U.S. Treasury stake not the millstone GM makes out
By Antony Currie
The author is a Reuters Breakingviews columnist. The opinions expressed are his own.
General Motorsâ Dan Akerson deserves an A for effort. The automakerâs chief executive and his colleagues reckon the U.S. governmentâs 26.5 percent ownership hurts the Motown manufacturerâs image and its ability to hire people. But itâs not the millstone they make out.
The U.S. Treasury isnât convinced, so far, that it needs to offload its stake in the automaker, according to the Wall Street Journal. And thatâs the right response. Sure, for GM to be dubbed âGovernment Motorsâ is no compliment. But the moniker is nowhere near as prevalent as it was when taxpayers saved GM from collapse in 2009. And although the automaker has made good progress since – and thanks to – the bailout, it was only three years ago. Thatâs less than one full product cycle, so current management arenât yet in the clear to argue theyâve fully overcome their predecessorsâ disastrous failings.
Thereâs potentially more to the fear from pay restrictions linked to the bailout that could hamper GMâs attempts to hire the best people. But the government can grant waivers if the company puts forward a good case.
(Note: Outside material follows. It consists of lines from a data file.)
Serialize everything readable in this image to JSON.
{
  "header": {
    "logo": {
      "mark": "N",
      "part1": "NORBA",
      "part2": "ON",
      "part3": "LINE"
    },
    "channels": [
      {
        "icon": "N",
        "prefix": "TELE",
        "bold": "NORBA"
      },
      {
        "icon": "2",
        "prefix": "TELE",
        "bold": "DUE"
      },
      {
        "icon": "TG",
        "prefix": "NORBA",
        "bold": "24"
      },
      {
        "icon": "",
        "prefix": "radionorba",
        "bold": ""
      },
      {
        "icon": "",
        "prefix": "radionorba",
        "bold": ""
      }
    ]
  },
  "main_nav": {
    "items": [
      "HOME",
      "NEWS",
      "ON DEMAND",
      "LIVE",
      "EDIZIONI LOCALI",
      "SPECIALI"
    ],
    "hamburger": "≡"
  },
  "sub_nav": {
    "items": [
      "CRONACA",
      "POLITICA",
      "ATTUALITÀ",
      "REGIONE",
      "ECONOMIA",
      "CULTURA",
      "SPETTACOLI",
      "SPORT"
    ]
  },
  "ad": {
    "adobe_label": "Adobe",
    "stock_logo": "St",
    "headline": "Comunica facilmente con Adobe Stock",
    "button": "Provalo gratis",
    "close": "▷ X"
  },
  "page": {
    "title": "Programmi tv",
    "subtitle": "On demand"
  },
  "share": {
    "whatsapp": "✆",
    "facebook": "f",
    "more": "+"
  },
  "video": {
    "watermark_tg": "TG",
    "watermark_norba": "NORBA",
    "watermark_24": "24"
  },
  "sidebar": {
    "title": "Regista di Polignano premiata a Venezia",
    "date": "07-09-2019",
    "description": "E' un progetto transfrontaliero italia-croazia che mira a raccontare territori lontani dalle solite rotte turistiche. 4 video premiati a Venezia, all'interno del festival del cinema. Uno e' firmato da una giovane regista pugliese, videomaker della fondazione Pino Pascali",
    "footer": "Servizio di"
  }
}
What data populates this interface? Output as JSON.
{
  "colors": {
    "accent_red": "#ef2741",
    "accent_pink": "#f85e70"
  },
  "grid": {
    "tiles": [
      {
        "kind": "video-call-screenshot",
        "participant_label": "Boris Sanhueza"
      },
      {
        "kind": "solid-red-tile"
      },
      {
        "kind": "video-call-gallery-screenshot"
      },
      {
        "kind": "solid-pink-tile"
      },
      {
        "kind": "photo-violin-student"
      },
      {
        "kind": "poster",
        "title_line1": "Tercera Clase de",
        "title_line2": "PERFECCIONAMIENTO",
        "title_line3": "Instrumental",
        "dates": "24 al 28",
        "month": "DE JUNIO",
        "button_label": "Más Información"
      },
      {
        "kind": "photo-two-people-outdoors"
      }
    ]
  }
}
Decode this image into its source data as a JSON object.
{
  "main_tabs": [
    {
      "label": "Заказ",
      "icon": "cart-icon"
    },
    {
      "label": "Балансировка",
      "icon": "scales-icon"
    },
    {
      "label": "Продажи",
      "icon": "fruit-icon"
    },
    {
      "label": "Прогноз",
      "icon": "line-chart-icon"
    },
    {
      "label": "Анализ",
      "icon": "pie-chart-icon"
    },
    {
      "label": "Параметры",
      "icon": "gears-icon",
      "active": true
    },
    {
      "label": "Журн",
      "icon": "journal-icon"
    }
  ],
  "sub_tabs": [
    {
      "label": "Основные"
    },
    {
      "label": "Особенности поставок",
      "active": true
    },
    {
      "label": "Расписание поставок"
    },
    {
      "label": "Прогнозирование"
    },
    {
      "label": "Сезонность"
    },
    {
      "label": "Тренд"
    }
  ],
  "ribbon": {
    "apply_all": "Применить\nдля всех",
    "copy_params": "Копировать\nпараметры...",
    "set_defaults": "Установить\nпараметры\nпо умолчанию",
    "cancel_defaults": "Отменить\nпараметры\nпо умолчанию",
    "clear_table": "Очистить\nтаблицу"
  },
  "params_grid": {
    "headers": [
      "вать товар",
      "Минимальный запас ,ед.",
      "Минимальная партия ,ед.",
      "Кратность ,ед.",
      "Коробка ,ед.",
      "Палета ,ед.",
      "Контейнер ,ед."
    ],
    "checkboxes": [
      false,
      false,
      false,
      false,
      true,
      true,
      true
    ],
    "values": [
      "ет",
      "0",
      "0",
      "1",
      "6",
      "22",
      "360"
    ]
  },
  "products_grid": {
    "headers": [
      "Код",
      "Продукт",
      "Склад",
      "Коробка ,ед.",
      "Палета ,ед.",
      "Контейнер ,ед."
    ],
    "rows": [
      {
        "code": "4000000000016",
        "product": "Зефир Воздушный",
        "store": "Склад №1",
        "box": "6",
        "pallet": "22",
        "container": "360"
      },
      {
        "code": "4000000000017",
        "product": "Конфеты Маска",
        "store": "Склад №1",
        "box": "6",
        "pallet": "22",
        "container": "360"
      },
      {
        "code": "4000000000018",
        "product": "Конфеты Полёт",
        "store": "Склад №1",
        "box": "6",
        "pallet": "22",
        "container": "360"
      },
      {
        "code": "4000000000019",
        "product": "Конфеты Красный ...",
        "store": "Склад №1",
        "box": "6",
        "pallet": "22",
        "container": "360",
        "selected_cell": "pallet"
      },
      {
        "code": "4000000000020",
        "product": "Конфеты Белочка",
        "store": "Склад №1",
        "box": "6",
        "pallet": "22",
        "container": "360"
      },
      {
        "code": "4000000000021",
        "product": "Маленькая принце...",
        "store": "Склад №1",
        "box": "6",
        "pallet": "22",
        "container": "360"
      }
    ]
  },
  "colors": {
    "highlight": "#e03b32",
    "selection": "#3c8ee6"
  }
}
Thatâs not ideal from a management perspective, but itâs not an insurmountable barrier.
GMâs other shareholders also donât seem bothered about Washingtonâs big stake. The company currently trades at 5.8 times the consensus estimate for next yearâs earnings, according to Reuters data. Thatâs hardly stellar for what is now a profitable company with $33 billion of cash on hand. But most automakers are afflicted by investor doubts about the rapidity of an industry turnaround. Bailout-free Ford, for example, trades at 6.8 times 2013 estimates. GM, with lower pre-tax operating margins and less-seasoned management, deserves to trade at a discount to its big rival.
The governmentâs large stake may well become more of a drag once investors look more favorably on the industry as a whole. Until then, thereâs nothing wrong with Akerson trying to buy back shares while he considers the stock cheap. But for Treasury Secretary Tim Geithner, selling now would lock in a $15 billion loss on his departmentâs overall investment. The Treasury can afford to take Akersonâs grumbles with a pinch of salt and exit on its own schedule.